In the Doghouse

In the Doghouse

At Chuck E. Cheese, Wholesome Family Fun means Alcohol

October 22, 2015

Chuck E. Cheese
Chuck E. Cheese has expanded its offerings from sugary drinks, pizza, and arcade games to alcohol. The chain has reported a decline in sales in recent years, and alcohol sales is its response. In offering more alcohol options, it hopes alcoholic drinks will entice Millennial moms to bring their young children to the kiddie restaurant more often, for more than the annual birthday party.

Like several other fast food chains, a number of Chuck E. Cheese locations have started serving beer and wine - the difference? Chuck E. Cheese is perhaps the chain with the strongest connection to the kid market ages 5-12. Of course, the chain says that its model must be approachable for kids.

The risk for alcohol-related harm increases immediately as adults have happy hour while their children run around the arcade. In addition, the children playing and eating at Chuck E. Cheese will see parents drinking inside a beloved children's entertainment brand, and associate that brand with alcohol use.

Doghouse: Four Loko Gold

September 24, 2015

general mills
In a prime example of alcopop producers' youth-focused social media promotion with intensive user engagement, Phusion Projects recently launched Four Loko Gold. The new mystery-flavored supersized alcopop was marketed solely on social media platforms (Facebook, Instagram, Twitter) for for the first several months of its release.

At 14% ABV and 23.5 oz., Four Loko Gold contains 5.5 standard drinks in one single-serve container, the highest alcohol content of all Four Loko products.

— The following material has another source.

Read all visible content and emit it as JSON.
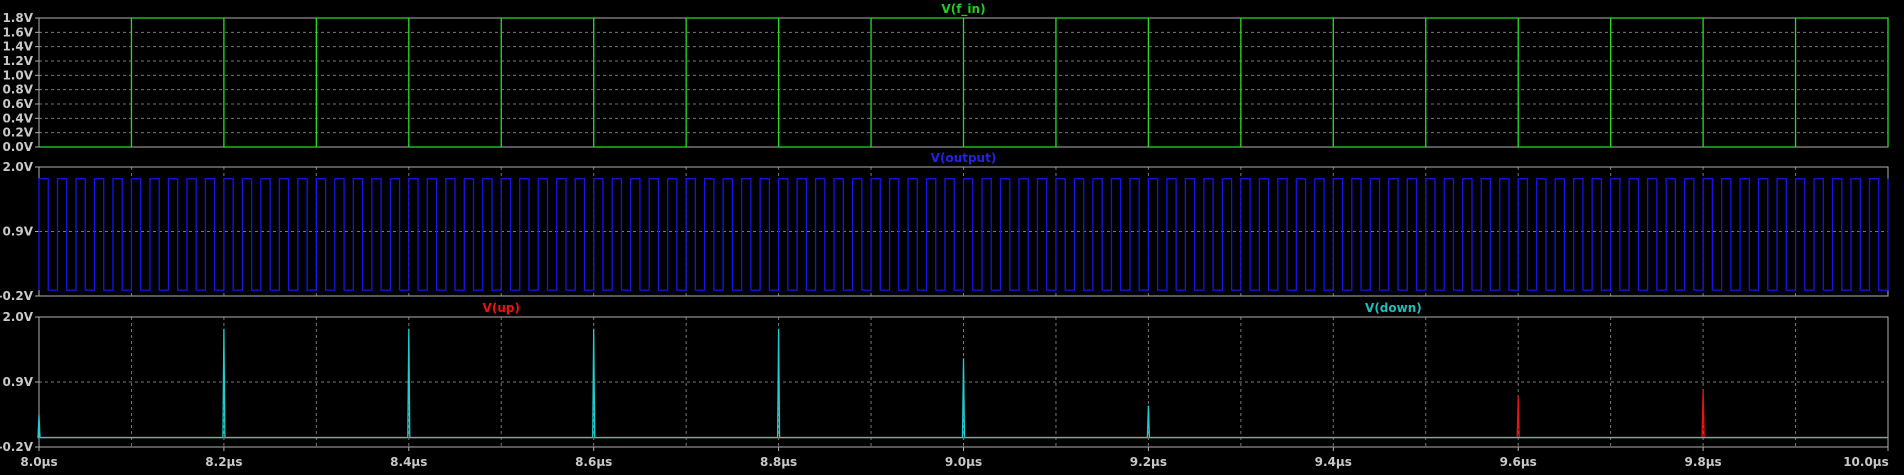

Initially released in just a limited number of states, young drinkers flocked to social media sites in attempt to locate retailers selling the new product. In the meantime, Four Loko sponsored parties and contests for users to find out where the elusive Gold was served. To gain access to the location of the parties, users had to RSVP through social media channels.

Currently Phusion Projects is sponsoring Four Loko Lokoween 2015, a contest where users can enter via text message or Facebook app for a chance to win a three-day trip to the Voodoo music festival New Orleans over Halloween weekend.

Doghouse: General Mills pairs kid cereals with beer

September 4, 2015

general mills
General Mills (GM) has branched out from products such as granola bars, salsa, and cake mix to partner some of its beloved children's cereals with the alcohol industry.

GM recently shipped boxes of its Count Chocula cereal directly to the Black Rock Brewery in Fort Collins, Colorado, to produce the brewer's Halloween-edition Cerealiously Count Chocula beer.

This summer GM also announced a partnership with Minneapolis’ Fulton Beer to create yet another cereal-inspired brew. HefeWheaties is not made with the actual Wheaties cereal, but is available in 16-ounce cans that mimic a Wheaties box.

According to the Beer Institute and its industry self-regulatory code, beer advertising and marketing materials are supposed to avoid elements that appeal to youth. The code lists elements that primarily appeal to children, including but not limited to cartoon characters (Count Chocula) and symbols (Wheaties brand mark), for example.

Perhaps GM is used to advertising cereals like Cheerios, Lucky Charms, and Trix (are for kids!) to children that it hasn't occurred to GM execs or its marketing staff that alcohol is a different kind of product.

Adding cereal as ingredient to beer and using it to promote is a recipe for attracting more kids to alcohol - and as a result, increasing harm.